> **Work item**: Show all lines from the material that carry the word "export".

═══ Data for this exercise

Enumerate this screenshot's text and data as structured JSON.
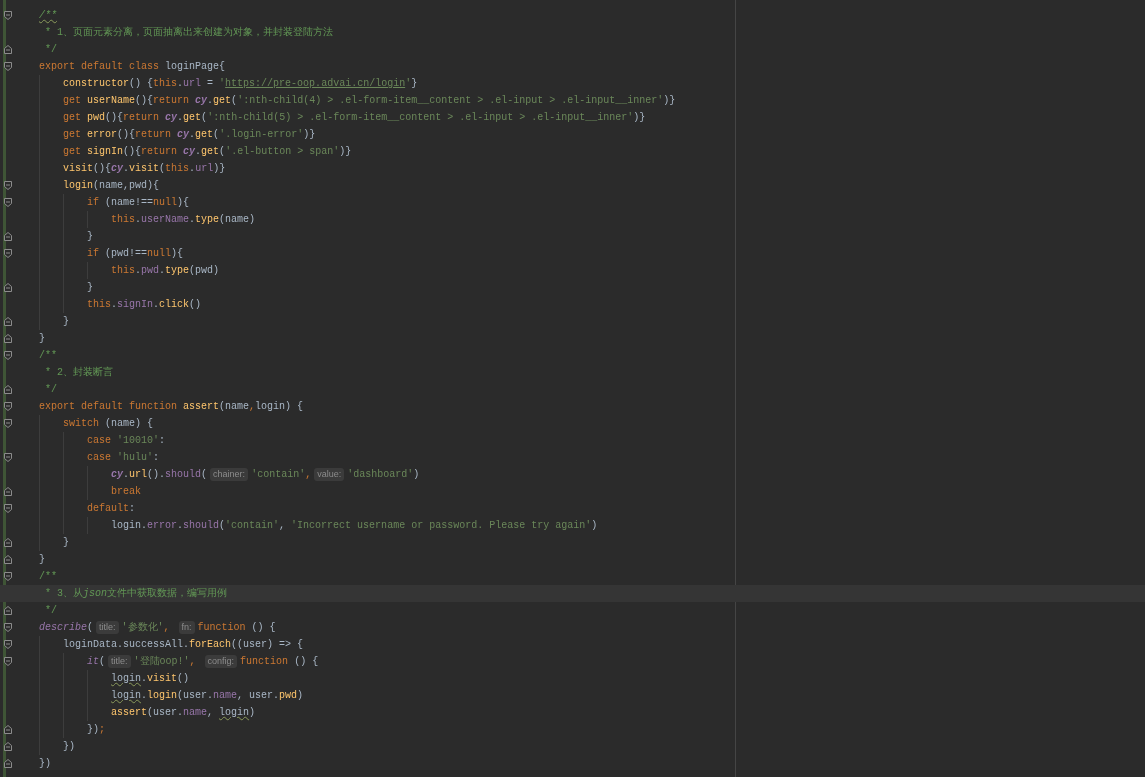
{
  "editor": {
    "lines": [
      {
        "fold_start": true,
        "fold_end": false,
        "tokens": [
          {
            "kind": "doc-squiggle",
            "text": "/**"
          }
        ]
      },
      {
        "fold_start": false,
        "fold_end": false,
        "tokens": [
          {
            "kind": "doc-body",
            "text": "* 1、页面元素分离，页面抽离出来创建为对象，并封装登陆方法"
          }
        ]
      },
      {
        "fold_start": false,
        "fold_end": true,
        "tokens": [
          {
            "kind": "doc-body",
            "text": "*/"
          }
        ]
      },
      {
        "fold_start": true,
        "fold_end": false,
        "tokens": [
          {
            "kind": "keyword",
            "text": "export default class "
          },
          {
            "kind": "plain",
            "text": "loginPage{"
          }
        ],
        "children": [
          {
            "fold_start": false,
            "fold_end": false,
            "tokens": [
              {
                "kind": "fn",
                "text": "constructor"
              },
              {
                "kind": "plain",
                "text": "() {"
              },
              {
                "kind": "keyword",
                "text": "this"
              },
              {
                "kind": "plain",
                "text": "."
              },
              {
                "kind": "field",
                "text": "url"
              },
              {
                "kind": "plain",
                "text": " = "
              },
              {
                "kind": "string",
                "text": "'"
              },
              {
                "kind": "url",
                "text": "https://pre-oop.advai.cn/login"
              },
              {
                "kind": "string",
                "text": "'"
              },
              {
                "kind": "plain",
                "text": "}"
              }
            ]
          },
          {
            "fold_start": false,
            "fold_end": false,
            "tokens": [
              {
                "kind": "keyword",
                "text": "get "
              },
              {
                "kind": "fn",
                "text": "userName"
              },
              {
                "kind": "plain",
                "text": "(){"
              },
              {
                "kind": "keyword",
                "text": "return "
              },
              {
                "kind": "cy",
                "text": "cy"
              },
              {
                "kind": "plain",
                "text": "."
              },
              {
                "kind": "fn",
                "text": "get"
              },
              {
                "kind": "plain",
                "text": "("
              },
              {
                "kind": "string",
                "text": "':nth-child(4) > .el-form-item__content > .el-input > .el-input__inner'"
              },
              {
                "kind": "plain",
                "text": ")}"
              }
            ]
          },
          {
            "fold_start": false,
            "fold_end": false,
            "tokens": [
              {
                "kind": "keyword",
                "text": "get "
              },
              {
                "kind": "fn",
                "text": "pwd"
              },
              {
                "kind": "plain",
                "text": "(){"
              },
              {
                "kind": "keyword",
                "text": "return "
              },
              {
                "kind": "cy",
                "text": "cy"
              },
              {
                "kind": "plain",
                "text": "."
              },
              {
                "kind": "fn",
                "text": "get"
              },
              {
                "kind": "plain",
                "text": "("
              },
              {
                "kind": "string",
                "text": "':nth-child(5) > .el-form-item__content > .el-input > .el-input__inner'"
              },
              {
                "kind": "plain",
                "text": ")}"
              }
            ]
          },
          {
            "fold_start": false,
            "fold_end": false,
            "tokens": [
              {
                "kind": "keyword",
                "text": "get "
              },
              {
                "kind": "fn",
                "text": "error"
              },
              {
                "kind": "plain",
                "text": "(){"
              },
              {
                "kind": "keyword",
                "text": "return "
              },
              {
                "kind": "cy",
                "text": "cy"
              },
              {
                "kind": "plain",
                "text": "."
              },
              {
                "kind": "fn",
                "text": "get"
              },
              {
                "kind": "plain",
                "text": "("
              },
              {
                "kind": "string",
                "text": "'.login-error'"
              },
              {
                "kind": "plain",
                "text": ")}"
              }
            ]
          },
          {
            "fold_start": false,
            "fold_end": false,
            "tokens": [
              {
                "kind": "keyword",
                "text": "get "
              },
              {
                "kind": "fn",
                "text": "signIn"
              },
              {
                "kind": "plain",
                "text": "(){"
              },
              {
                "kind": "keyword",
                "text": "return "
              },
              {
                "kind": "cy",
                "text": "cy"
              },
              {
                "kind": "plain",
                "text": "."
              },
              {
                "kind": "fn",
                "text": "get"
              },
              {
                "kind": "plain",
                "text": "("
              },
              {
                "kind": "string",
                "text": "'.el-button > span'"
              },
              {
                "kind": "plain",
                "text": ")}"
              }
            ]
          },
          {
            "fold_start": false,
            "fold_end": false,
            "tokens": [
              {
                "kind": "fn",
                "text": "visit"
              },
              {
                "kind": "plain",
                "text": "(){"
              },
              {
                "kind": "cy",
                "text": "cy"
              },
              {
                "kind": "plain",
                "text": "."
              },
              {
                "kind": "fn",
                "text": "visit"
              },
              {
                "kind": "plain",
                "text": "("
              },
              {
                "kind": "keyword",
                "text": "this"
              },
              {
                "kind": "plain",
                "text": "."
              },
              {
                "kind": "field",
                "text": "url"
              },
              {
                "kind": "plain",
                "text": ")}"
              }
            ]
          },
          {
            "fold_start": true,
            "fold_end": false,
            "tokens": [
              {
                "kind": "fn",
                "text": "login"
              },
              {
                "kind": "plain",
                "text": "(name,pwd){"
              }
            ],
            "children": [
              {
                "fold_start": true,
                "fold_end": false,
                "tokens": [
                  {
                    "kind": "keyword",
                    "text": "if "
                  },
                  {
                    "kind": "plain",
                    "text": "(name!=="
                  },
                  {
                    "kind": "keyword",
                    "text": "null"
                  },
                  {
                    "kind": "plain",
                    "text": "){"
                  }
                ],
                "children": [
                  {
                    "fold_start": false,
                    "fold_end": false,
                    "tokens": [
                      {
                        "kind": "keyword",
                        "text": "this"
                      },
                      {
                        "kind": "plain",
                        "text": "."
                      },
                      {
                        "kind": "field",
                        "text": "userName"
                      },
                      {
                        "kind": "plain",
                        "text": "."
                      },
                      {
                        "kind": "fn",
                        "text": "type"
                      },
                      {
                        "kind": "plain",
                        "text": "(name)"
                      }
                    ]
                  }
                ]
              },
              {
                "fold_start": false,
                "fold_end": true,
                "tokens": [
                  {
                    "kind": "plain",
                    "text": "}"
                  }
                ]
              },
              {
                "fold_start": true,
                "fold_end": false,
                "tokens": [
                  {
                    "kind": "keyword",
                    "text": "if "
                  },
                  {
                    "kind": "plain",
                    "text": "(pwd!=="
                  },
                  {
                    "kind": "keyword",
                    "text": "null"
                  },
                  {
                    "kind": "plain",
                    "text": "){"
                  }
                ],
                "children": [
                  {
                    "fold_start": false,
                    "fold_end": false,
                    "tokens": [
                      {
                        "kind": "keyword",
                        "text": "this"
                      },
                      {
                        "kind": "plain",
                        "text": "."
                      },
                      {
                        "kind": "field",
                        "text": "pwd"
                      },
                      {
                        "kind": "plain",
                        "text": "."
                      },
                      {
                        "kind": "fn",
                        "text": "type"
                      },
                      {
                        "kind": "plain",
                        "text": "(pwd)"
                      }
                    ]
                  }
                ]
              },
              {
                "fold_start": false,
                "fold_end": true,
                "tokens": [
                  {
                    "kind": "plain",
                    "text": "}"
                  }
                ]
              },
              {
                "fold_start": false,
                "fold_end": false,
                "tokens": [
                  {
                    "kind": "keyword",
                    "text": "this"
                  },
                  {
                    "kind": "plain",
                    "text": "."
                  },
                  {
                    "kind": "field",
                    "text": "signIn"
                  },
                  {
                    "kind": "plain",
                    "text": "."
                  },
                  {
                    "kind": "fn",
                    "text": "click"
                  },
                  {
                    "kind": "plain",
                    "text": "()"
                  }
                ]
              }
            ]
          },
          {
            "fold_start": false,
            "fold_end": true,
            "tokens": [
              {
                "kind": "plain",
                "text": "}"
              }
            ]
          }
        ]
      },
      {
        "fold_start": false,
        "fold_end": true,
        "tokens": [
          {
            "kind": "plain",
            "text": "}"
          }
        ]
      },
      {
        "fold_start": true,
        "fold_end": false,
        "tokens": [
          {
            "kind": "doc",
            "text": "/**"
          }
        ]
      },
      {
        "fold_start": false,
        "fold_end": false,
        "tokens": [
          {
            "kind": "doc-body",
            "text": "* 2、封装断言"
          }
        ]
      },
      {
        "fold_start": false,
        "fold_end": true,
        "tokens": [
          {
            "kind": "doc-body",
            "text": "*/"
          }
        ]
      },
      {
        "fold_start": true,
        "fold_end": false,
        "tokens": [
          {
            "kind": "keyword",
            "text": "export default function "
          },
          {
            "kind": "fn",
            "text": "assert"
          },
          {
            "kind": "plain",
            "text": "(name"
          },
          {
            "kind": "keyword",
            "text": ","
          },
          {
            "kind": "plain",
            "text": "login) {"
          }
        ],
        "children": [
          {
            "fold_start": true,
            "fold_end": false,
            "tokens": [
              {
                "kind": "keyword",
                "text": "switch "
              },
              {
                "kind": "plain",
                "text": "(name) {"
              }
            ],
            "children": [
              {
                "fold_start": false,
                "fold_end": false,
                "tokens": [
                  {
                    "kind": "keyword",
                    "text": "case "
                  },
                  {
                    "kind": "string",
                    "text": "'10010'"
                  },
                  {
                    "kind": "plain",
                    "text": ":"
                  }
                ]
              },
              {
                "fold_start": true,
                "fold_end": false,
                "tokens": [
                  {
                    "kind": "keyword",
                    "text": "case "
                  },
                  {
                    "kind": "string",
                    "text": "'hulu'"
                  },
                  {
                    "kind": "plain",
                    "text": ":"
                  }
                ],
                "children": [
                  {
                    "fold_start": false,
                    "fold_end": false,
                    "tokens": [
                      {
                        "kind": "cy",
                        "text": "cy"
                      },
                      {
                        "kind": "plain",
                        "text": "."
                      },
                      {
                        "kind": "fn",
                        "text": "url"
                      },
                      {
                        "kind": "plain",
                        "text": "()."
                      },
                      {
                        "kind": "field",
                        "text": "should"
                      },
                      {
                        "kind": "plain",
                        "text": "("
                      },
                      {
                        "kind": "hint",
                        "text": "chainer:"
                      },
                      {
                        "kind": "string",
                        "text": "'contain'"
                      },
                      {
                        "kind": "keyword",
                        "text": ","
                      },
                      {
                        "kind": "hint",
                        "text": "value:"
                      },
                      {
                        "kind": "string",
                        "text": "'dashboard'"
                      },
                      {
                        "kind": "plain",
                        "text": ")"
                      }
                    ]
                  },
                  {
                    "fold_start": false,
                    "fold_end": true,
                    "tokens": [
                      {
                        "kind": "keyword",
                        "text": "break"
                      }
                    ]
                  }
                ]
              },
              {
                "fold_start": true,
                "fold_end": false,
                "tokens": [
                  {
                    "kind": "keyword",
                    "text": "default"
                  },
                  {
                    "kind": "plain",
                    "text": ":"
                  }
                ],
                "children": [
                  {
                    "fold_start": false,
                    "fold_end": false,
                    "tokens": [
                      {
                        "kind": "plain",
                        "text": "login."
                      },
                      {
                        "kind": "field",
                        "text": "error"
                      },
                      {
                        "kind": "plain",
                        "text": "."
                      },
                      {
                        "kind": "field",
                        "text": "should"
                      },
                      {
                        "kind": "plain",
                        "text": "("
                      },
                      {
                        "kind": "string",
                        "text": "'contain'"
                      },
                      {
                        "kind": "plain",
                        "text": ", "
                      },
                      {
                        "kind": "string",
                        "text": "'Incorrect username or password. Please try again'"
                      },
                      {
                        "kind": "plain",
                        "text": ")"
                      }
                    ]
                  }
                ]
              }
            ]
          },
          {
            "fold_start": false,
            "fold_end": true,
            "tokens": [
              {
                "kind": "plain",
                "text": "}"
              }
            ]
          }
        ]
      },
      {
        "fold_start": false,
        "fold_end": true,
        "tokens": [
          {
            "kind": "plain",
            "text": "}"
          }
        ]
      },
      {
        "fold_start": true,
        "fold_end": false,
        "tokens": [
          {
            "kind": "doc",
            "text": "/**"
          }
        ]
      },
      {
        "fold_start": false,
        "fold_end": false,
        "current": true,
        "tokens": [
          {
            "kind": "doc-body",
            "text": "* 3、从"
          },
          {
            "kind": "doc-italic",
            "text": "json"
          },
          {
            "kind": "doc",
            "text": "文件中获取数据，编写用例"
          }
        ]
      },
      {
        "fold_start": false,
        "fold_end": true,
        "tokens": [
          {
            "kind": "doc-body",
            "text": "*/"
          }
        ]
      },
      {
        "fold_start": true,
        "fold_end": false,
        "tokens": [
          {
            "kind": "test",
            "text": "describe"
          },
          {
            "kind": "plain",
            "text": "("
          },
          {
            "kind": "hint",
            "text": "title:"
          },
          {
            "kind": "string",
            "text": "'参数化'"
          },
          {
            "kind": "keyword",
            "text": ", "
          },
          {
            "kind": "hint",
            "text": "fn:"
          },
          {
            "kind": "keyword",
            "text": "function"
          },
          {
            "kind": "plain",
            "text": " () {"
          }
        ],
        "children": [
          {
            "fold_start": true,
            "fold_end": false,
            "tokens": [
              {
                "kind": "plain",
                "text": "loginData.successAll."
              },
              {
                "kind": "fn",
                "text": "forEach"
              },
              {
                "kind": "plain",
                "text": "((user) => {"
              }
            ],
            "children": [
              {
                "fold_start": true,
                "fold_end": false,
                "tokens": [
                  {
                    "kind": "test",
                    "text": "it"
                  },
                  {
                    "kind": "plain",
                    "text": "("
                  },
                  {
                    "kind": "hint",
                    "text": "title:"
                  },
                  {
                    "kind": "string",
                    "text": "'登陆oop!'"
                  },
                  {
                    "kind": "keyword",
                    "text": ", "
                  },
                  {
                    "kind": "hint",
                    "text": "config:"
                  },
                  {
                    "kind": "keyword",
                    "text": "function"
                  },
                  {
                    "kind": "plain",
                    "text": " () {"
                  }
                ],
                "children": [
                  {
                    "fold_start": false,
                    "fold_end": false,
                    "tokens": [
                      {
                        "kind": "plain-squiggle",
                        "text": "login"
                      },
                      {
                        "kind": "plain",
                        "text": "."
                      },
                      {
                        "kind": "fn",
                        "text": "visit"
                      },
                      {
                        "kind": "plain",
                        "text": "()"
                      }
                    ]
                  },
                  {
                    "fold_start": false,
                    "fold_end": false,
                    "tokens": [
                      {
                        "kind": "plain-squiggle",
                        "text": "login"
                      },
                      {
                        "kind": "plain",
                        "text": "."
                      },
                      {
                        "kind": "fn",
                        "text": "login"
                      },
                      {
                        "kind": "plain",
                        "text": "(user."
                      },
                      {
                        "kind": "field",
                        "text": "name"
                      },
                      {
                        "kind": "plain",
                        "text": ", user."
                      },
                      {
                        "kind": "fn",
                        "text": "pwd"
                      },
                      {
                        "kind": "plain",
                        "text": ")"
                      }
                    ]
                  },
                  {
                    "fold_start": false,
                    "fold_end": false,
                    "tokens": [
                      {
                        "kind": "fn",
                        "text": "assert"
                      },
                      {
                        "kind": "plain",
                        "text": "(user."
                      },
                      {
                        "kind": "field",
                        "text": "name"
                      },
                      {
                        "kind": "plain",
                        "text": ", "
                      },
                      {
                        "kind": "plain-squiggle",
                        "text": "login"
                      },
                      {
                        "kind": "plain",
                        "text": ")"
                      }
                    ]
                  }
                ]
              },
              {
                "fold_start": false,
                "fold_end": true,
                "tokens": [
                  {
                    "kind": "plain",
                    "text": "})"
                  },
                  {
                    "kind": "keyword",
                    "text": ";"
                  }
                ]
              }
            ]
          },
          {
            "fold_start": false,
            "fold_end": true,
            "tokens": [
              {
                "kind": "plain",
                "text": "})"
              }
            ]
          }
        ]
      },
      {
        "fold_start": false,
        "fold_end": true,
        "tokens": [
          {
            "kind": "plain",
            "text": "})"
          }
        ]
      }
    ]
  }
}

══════

> **Reply**:
            "text": "export default class "
            "text": "export default function "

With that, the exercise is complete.